* _TASK STATEMENT_:
Exactly how many lines in the data below contain the string "tree"? Give that number and nothing else.

Page and application data records:

----------

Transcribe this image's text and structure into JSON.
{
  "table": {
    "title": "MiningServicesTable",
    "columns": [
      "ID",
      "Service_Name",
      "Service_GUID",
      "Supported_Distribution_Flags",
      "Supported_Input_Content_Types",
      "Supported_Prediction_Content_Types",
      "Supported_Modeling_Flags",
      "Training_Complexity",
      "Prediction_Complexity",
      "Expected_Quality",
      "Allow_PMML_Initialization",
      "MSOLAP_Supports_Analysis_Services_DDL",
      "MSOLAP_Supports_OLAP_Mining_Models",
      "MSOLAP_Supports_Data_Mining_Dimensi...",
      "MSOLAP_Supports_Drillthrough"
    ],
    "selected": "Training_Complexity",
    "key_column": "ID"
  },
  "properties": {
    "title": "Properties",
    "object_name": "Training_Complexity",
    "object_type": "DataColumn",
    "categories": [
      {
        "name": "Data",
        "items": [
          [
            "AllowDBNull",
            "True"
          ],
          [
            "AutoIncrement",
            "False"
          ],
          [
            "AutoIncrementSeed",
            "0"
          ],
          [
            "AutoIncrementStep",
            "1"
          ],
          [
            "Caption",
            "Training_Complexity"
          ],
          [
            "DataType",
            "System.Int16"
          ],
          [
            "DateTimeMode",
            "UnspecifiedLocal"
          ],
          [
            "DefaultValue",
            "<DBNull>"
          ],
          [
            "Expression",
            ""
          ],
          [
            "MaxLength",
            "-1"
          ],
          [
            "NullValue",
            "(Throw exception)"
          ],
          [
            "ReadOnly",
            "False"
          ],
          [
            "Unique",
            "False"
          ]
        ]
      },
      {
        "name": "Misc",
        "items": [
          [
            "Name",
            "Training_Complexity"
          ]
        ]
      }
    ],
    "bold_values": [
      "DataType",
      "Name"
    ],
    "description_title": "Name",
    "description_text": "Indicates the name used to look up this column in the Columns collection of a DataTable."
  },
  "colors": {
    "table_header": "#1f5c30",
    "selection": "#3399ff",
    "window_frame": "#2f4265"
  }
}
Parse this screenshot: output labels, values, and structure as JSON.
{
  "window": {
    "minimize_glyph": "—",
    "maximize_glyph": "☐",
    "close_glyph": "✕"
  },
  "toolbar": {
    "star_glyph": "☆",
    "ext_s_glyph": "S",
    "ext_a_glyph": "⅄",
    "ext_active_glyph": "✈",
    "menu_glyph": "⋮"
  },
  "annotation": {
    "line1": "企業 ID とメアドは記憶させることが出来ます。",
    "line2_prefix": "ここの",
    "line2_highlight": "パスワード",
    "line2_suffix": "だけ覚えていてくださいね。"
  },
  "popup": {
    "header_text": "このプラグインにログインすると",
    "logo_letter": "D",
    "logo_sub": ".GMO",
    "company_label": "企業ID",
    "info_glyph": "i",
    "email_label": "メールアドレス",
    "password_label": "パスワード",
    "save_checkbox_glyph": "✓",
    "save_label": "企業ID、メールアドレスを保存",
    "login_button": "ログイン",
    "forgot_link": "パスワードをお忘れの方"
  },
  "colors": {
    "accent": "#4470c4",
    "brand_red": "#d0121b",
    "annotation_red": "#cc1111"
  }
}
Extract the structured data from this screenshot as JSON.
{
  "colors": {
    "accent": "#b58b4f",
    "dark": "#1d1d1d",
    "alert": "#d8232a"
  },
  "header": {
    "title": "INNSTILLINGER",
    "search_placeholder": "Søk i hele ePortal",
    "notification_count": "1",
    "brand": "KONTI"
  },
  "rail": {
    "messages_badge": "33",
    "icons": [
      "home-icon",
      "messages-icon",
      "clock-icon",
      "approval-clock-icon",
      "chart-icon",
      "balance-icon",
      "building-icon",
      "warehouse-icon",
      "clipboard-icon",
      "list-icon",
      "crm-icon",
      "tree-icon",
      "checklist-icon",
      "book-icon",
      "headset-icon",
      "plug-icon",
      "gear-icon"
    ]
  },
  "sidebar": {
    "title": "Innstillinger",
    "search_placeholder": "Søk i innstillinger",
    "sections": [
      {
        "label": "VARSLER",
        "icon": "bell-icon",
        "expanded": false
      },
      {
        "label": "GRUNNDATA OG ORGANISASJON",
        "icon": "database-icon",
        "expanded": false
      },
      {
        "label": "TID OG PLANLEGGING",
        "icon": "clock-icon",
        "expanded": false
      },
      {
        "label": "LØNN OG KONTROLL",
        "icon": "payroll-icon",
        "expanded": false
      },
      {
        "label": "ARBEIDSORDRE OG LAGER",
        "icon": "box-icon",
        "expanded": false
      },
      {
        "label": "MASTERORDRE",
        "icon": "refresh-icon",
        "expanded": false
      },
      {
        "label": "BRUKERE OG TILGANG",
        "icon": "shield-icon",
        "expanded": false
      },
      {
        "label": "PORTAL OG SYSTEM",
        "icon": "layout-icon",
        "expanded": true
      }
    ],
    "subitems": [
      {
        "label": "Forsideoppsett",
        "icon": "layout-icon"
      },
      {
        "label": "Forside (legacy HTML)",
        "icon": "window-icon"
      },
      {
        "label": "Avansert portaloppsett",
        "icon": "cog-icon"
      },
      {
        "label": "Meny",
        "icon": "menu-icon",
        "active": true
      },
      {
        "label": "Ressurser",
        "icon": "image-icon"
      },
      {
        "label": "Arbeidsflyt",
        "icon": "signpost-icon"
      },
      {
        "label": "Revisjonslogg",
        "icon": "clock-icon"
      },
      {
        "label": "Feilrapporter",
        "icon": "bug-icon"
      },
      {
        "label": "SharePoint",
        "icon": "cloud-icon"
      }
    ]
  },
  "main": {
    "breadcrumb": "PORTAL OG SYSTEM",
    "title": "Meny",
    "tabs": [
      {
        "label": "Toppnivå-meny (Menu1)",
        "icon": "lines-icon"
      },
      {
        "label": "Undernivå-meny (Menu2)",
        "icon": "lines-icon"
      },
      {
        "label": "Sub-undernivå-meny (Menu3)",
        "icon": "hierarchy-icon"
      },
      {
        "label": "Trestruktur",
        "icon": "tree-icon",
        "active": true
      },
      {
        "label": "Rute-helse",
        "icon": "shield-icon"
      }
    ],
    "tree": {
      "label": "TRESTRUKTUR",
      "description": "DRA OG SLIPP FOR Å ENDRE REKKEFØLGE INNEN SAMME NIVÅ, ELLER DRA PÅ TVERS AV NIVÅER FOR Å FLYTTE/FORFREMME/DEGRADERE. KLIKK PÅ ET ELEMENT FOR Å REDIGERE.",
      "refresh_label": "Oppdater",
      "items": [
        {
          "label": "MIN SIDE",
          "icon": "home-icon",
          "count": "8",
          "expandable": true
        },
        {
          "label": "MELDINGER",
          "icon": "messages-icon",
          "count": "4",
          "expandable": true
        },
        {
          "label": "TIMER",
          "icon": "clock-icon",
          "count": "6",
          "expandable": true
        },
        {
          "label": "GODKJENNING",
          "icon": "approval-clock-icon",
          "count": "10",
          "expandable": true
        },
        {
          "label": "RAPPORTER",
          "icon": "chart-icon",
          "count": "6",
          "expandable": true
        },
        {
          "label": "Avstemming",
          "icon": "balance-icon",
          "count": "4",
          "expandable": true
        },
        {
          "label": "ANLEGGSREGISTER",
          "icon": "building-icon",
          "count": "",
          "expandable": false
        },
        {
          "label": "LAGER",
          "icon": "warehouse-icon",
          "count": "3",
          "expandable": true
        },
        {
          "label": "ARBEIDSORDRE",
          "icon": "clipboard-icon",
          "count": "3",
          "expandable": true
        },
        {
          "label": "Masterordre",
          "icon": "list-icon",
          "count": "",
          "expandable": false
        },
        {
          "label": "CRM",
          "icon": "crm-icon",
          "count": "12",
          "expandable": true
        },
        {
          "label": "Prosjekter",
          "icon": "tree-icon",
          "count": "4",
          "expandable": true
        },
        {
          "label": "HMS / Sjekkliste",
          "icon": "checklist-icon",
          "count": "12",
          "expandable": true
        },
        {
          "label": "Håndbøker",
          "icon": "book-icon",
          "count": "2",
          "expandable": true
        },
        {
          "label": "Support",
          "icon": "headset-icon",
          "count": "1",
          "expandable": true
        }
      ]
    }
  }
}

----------

* _RESPONSE AREA_:
4